Exercise requirements —
Should a line below contain the word "price", report it.

Entries supplied —
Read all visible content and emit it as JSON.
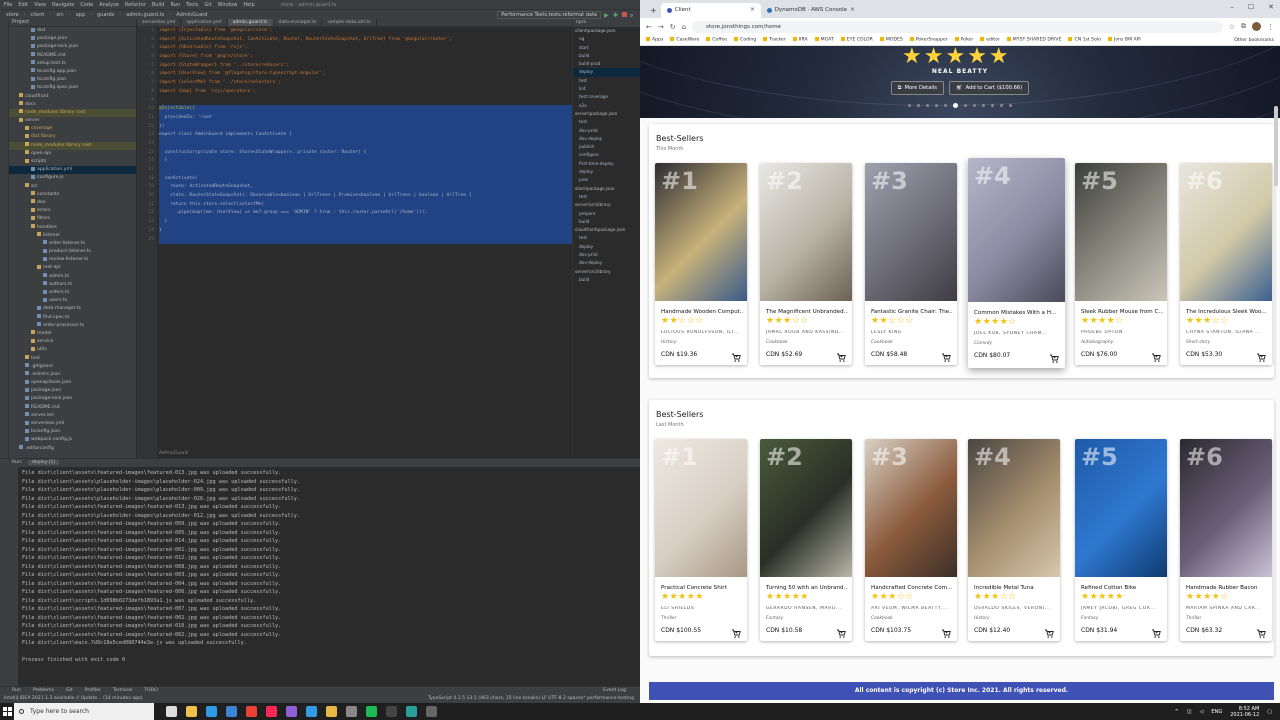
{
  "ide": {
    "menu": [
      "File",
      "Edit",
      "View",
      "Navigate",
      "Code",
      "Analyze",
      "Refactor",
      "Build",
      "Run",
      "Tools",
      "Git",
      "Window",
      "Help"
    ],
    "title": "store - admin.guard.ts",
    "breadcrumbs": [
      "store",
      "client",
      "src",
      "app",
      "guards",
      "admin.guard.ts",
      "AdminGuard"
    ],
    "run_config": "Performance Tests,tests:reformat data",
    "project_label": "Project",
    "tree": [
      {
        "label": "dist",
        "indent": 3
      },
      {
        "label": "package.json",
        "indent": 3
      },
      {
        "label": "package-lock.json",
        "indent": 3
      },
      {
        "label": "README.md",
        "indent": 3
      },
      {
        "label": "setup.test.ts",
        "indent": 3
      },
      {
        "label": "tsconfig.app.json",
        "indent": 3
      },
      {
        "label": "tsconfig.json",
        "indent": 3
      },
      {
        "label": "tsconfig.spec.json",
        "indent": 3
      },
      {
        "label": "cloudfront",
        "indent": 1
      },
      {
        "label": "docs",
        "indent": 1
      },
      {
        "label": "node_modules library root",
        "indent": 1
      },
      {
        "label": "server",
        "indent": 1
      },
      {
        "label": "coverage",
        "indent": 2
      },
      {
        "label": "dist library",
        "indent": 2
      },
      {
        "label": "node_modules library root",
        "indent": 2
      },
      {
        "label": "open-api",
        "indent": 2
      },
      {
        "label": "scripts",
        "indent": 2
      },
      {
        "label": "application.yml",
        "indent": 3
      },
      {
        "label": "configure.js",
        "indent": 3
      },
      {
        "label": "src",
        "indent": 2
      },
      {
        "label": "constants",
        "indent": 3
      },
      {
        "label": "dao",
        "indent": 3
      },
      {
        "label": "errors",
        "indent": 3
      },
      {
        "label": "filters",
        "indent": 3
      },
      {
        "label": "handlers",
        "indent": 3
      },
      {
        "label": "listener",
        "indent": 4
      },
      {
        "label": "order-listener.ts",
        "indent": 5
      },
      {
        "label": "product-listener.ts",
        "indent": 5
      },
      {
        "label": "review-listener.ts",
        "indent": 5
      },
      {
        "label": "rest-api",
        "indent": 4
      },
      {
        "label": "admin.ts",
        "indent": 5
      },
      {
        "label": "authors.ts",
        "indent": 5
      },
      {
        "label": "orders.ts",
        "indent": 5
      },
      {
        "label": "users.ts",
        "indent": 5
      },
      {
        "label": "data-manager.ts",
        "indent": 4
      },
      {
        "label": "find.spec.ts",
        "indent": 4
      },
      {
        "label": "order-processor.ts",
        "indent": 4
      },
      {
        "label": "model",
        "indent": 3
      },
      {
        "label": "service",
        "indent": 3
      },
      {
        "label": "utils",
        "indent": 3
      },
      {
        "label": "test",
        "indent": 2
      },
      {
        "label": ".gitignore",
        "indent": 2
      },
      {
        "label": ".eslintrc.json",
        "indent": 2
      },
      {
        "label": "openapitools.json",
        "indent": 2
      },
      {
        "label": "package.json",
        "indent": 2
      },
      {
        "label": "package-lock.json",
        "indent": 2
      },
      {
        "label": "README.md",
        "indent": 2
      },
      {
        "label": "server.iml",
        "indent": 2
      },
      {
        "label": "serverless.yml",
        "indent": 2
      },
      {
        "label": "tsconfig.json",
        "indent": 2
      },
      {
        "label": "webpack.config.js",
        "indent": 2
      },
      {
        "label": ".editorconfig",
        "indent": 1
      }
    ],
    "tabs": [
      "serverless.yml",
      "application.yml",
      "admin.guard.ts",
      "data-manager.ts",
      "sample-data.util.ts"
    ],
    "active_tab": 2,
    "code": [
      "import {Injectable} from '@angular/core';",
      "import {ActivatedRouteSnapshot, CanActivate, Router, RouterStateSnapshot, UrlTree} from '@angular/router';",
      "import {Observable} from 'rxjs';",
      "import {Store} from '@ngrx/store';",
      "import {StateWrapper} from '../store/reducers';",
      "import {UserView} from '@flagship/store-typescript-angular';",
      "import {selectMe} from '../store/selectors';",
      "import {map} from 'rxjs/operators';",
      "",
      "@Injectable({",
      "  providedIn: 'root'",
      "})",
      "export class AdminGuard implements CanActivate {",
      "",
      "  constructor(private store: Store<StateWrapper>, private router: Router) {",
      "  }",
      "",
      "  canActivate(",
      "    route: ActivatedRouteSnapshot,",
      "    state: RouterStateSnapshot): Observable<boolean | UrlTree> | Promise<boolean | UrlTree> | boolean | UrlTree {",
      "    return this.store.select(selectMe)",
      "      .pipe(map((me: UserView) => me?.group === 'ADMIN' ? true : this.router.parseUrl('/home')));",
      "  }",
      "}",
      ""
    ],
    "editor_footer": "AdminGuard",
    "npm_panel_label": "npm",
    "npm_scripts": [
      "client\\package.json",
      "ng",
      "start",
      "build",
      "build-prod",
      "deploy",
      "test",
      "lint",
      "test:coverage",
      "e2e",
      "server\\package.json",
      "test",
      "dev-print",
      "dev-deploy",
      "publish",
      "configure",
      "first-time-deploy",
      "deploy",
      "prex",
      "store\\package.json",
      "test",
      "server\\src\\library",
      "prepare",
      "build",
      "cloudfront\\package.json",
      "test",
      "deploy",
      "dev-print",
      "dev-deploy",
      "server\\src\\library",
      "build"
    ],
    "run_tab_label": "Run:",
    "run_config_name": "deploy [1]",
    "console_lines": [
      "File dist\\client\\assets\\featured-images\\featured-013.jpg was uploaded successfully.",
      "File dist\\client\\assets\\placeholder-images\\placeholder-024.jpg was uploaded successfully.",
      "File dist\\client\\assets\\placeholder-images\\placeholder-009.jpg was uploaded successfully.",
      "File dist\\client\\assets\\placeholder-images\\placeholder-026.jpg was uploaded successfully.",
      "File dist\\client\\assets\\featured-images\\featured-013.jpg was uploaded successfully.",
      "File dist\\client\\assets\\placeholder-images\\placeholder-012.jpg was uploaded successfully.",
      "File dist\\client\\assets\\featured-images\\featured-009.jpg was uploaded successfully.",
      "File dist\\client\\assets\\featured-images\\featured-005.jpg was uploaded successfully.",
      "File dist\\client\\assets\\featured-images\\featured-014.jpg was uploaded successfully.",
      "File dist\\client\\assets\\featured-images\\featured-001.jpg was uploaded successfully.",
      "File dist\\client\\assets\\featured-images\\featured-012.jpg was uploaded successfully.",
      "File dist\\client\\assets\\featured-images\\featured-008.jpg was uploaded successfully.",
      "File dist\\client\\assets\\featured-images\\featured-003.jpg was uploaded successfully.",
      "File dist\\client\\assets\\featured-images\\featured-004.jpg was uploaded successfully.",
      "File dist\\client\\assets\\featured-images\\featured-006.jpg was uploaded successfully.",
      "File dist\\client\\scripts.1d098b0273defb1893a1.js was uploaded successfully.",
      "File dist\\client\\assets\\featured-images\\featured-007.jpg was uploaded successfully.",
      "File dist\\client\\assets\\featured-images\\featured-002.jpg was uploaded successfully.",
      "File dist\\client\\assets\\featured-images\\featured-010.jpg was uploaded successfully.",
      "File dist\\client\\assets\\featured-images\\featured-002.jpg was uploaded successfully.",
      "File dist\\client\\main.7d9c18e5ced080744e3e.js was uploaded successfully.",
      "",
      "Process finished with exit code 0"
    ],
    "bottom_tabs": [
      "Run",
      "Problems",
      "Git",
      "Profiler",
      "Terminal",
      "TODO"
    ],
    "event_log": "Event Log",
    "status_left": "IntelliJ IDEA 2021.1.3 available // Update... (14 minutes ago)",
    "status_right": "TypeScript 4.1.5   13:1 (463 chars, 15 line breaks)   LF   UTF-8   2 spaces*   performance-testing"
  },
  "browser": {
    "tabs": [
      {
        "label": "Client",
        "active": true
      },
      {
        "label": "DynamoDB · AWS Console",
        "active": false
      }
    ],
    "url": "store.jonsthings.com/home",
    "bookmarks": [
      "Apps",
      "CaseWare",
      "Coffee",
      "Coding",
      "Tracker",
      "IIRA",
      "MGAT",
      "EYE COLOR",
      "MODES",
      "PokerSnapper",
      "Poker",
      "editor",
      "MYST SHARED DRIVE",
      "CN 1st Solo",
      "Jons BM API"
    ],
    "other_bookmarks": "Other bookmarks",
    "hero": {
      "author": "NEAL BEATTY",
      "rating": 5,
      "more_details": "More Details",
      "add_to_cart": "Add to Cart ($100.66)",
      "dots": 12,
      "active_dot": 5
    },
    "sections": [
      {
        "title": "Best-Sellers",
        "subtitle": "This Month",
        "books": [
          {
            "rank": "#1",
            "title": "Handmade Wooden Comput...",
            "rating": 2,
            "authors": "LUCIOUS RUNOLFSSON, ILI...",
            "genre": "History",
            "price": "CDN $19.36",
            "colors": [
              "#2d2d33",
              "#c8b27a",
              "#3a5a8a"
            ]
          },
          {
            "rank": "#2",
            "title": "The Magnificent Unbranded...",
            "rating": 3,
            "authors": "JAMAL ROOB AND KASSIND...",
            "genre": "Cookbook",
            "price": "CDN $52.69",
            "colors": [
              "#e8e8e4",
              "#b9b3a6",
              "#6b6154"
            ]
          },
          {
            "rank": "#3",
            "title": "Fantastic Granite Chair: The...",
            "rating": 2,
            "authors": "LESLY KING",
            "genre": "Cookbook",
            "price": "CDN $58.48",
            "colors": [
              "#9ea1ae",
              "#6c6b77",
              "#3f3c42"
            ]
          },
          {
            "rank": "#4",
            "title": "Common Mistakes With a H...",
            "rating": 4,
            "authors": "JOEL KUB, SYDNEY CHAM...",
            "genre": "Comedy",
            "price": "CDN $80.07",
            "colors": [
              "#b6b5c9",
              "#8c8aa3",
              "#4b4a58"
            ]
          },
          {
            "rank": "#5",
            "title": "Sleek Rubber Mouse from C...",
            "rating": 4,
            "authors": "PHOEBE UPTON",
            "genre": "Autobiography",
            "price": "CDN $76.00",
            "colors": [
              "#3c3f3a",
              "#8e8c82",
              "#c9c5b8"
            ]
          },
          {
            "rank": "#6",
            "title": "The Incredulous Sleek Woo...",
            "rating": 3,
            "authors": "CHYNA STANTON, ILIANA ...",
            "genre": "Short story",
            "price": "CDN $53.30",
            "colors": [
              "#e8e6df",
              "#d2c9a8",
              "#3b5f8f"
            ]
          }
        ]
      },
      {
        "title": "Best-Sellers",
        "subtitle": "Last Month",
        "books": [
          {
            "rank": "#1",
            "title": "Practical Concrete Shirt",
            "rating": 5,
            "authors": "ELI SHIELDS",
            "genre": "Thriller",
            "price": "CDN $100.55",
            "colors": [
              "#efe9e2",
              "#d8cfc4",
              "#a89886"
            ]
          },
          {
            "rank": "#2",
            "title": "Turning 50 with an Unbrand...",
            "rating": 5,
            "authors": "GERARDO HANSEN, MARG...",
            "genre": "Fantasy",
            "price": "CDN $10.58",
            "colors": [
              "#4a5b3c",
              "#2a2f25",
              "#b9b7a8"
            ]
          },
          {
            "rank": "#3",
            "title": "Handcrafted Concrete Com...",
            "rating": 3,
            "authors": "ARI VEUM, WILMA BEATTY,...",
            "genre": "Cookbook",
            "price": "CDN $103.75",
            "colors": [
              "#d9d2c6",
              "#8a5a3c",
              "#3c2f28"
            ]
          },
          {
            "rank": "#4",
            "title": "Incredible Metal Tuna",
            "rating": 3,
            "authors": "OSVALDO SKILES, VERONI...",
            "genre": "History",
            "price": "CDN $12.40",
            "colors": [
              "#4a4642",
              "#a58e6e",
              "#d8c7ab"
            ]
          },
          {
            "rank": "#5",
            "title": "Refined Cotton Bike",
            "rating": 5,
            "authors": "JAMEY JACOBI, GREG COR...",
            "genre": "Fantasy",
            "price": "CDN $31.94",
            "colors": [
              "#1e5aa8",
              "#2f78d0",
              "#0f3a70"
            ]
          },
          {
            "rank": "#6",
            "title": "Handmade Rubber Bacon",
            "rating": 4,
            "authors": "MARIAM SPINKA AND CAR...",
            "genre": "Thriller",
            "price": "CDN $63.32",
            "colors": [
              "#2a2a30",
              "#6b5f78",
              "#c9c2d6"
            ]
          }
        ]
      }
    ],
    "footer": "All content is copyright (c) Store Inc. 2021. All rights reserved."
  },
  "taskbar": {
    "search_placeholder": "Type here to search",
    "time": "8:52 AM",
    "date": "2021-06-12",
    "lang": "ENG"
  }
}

Exercise response —
            "price": "CDN $19.36",
            "price": "CDN $52.69",
            "price": "CDN $58.48",
            "price": "CDN $80.07",
            "price": "CDN $76.00",
            "price": "CDN $53.30",
            "price": "CDN $100.55",
            "price": "CDN $10.58",
            "price": "CDN $103.75",
            "price": "CDN $12.40",
            "price": "CDN $31.94",
            "price": "CDN $63.32",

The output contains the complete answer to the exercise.